- cast stone,
- cast the first stone,
- cast thy bread upon the waters,
- cast up,
- cast-iron plant,
- castagno, andrea del
Origin of cast-iron
Origin of cast iron
Examples from the Web for cast-iron
Over medium heat, warm up a cast-iron griddle or large skillet; a non-stick griddle or pan will do as well.Sap Suckers Unite: Recipes for Maple Cookies, Flapjacks, and Cocktails|David Lincoln Ross|May 3, 2011|DAILY BEAST
Melt the butter in a cast-iron skillet or heavy nonstick sauté pan over medium-high heat.
They were quite harmless, being made of cast-iron, with small quantities of salt inside to bring them up to the exact weight.Pincher Martin, O.D.|H. Taprell Dorling
They are cast-iron construction and are driven by an eccentric on the driving-wheel axle (fig. 27).
This pipe was afterward replaced by a cast-iron pipe of the same diameter.ASCE 1193: The Water-Works and Sewerage of Monterrey, N. L., Mexico|George Robert Graham Conway
Such a cast-iron damper also forms a support for the flat arch of brick over the opening if bricks are used.
The sectional diagram indicates a cast-iron damper built in the throat.
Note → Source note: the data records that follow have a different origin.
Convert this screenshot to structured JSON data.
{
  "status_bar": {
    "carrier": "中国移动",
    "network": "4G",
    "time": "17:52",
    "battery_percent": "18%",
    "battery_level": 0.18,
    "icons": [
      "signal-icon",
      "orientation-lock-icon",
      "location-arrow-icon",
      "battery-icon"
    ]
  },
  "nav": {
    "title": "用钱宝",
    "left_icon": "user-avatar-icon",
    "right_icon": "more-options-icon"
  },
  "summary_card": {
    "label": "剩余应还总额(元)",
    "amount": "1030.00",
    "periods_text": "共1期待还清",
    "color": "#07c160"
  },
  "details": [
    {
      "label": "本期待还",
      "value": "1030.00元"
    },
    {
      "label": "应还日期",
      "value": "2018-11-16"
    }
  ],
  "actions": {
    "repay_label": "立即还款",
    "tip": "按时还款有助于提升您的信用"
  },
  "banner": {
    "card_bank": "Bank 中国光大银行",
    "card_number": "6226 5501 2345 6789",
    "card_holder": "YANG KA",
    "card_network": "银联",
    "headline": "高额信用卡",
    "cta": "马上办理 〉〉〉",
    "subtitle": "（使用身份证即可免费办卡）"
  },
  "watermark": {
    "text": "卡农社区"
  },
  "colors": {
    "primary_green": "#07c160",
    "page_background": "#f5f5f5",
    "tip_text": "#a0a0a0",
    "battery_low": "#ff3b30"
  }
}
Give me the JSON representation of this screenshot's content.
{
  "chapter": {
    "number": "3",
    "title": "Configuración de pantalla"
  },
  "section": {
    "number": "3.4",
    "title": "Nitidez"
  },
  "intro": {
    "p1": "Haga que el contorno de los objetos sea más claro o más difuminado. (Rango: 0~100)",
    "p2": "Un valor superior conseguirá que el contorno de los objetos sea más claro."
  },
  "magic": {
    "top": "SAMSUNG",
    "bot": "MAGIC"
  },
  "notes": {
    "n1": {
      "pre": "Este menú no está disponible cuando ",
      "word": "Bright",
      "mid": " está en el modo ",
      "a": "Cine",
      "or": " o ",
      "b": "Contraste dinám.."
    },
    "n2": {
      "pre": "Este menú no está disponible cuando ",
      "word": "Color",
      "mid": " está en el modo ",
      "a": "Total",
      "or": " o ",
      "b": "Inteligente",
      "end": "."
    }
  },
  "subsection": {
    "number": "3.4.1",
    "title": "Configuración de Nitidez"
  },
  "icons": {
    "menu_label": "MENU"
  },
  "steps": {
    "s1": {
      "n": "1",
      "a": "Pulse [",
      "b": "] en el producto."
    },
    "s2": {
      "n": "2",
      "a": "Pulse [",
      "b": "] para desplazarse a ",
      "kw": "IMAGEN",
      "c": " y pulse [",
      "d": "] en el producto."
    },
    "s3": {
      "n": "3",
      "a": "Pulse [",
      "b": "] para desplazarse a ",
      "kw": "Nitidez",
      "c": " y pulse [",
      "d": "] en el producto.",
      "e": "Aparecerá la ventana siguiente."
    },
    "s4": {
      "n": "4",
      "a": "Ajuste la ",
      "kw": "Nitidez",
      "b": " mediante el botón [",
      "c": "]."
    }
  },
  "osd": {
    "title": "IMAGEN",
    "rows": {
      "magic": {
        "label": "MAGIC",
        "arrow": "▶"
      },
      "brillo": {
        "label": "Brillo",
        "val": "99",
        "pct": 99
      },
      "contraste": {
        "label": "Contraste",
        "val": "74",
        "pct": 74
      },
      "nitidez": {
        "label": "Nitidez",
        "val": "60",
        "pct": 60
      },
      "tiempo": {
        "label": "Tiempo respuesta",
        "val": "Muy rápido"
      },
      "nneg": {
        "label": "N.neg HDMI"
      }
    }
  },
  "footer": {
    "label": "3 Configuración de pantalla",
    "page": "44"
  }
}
1660s, from cast (past participle adjective) "made by melting and being left to harden in a mold" (1530s), from past participle of cast (v.) in sense "to throw something in a particular way" (c.1300), especially "form metal into a shape by pouring it molten" (1510s). From 1690s as an adjective, cast-iron.